** Opening DATA SUPPLIED block **

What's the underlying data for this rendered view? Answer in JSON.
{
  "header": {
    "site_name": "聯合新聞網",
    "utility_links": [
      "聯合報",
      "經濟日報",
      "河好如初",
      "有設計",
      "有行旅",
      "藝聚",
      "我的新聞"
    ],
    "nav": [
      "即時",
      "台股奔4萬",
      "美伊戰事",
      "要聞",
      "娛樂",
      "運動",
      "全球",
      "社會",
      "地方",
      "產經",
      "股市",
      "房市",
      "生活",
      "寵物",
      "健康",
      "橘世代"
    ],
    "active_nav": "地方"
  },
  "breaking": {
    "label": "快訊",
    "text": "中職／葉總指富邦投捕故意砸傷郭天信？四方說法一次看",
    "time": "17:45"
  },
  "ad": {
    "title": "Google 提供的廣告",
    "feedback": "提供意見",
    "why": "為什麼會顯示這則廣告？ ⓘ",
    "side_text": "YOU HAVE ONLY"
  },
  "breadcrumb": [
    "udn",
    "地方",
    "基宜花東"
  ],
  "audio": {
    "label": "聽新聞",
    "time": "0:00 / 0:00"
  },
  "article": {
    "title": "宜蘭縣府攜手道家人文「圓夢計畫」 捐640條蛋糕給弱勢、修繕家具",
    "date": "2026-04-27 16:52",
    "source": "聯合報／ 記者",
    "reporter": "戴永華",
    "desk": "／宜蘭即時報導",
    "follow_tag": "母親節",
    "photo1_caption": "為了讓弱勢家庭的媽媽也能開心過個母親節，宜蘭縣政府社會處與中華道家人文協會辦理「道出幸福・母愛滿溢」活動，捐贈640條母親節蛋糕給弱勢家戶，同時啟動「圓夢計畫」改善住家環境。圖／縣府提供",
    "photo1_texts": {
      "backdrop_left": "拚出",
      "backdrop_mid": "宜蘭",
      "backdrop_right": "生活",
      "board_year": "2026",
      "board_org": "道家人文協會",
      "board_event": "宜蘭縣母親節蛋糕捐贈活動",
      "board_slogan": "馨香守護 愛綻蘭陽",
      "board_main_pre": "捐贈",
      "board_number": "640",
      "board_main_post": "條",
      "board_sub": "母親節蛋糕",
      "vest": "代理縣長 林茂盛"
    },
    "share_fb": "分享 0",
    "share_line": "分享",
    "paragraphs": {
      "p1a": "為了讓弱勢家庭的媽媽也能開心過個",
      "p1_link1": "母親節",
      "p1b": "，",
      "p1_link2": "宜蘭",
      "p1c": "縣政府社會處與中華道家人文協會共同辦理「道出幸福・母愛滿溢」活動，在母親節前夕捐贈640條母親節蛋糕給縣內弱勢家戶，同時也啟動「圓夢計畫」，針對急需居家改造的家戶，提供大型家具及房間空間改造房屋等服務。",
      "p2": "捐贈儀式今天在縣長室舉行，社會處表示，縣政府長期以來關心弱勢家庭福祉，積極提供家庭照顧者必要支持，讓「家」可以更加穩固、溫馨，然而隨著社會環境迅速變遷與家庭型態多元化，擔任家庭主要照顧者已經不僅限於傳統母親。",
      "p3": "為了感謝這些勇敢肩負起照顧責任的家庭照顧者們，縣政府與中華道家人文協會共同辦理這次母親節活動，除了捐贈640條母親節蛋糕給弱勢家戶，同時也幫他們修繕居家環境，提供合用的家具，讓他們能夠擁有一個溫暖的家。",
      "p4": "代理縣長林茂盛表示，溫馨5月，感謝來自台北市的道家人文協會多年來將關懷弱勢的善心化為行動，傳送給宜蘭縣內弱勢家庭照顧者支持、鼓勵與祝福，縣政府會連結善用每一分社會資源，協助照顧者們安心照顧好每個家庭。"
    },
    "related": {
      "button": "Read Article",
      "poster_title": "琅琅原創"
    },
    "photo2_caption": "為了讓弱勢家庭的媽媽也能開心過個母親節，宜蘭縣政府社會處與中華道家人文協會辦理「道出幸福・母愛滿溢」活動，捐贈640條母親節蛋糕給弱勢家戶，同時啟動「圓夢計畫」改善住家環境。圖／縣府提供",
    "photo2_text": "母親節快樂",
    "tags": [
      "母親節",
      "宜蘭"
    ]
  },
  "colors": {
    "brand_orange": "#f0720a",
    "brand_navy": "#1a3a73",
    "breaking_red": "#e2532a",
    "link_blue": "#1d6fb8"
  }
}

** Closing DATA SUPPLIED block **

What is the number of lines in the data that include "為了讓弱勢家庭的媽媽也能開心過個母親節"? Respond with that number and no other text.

## EXPECTED ANSWER
2